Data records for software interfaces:
☆ ☆ ☆ ☆
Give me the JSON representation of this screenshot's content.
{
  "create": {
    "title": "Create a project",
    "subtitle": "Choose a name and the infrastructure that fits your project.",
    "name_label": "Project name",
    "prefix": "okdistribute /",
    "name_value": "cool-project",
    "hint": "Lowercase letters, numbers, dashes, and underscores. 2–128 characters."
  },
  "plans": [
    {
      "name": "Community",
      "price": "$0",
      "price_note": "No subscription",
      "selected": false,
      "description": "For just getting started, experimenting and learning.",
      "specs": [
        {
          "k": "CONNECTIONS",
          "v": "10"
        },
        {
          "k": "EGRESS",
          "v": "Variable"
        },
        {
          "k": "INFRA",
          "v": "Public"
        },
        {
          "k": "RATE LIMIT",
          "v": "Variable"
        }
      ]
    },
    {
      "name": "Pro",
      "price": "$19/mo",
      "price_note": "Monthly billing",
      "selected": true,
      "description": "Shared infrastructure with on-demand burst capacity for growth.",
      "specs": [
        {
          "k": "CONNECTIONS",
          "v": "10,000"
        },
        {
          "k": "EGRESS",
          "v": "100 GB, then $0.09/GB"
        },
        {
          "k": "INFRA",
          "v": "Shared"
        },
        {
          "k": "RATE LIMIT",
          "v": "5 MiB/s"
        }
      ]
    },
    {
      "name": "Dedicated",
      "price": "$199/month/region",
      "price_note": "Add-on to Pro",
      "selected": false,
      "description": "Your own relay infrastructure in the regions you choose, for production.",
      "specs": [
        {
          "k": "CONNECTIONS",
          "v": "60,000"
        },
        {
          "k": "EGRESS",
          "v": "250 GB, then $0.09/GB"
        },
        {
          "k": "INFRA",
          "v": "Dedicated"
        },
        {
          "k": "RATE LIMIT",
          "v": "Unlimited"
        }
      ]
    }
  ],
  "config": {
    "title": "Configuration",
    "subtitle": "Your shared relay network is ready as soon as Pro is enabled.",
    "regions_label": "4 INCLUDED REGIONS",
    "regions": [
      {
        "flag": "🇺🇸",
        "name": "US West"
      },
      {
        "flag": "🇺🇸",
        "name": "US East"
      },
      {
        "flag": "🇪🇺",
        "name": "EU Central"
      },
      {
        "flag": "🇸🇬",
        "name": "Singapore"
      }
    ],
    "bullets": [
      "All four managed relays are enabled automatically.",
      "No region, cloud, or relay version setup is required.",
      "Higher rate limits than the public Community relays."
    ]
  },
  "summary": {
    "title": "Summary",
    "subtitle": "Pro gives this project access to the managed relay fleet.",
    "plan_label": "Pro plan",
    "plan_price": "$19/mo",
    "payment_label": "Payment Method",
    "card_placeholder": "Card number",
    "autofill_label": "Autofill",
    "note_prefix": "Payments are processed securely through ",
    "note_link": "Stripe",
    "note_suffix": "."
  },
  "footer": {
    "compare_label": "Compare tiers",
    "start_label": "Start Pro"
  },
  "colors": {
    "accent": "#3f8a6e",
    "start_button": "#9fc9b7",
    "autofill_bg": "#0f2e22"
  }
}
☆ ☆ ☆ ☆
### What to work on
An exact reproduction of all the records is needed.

### Task answer
Give me the JSON representation of this screenshot's content.
{
  "create": {
    "title": "Create a project",
    "subtitle": "Choose a name and the infrastructure that fits your project.",
    "name_label": "Project name",
    "prefix": "okdistribute /",
    "name_value": "cool-project",
    "hint": "Lowercase letters, numbers, dashes, and underscores. 2–128 characters."
  },
  "plans": [
    {
      "name": "Community",
      "price": "$0",
      "price_note": "No subscription",
      "selected": false,
      "description": "For just getting started, experimenting and learning.",
      "specs": [
        {
          "k": "CONNECTIONS",
          "v": "10"
        },
        {
          "k": "EGRESS",
          "v": "Variable"
        },
        {
          "k": "INFRA",
          "v": "Public"
        },
        {
          "k": "RATE LIMIT",
          "v": "Variable"
        }
      ]
    },
    {
      "name": "Pro",
      "price": "$19/mo",
      "price_note": "Monthly billing",
      "selected": true,
      "description": "Shared infrastructure with on-demand burst capacity for growth.",
      "specs": [
        {
          "k": "CONNECTIONS",
          "v": "10,000"
        },
        {
          "k": "EGRESS",
          "v": "100 GB, then $0.09/GB"
        },
        {
          "k": "INFRA",
          "v": "Shared"
        },
        {
          "k": "RATE LIMIT",
          "v": "5 MiB/s"
        }
      ]
    },
    {
      "name": "Dedicated",
      "price": "$199/month/region",
      "price_note": "Add-on to Pro",
      "selected": false,
      "description": "Your own relay infrastructure in the regions you choose, for production.",
      "specs": [
        {
          "k": "CONNECTIONS",
          "v": "60,000"
        },
        {
          "k": "EGRESS",
          "v": "250 GB, then $0.09/GB"
        },
        {
          "k": "INFRA",
          "v": "Dedicated"
        },
        {
          "k": "RATE LIMIT",
          "v": "Unlimited"
        }
      ]
    }
  ],
  "config": {
    "title": "Configuration",
    "subtitle": "Your shared relay network is ready as soon as Pro is enabled.",
    "regions_label": "4 INCLUDED REGIONS",
    "regions": [
      {
        "flag": "🇺🇸",
        "name": "US West"
      },
      {
        "flag": "🇺🇸",
        "name": "US East"
      },
      {
        "flag": "🇪🇺",
        "name": "EU Central"
      },
      {
        "flag": "🇸🇬",
        "name": "Singapore"
      }
    ],
    "bullets": [
      "All four managed relays are enabled automatically.",
      "No region, cloud, or relay version setup is required.",
      "Higher rate limits than the public Community relays."
    ]
  },
  "summary": {
    "title": "Summary",
    "subtitle": "Pro gives this project access to the managed relay fleet.",
    "plan_label": "Pro plan",
    "plan_price": "$19/mo",
    "payment_label": "Payment Method",
    "card_placeholder": "Card number",
    "autofill_label": "Autofill",
    "note_prefix": "Payments are processed securely through ",
    "note_link": "Stripe",
    "note_suffix": "."
  },
  "footer": {
    "compare_label": "Compare tiers",
    "start_label": "Start Pro"
  },
  "colors": {
    "accent": "#3f8a6e",
    "start_button": "#9fc9b7",
    "autofill_bg": "#0f2e22"
  }
}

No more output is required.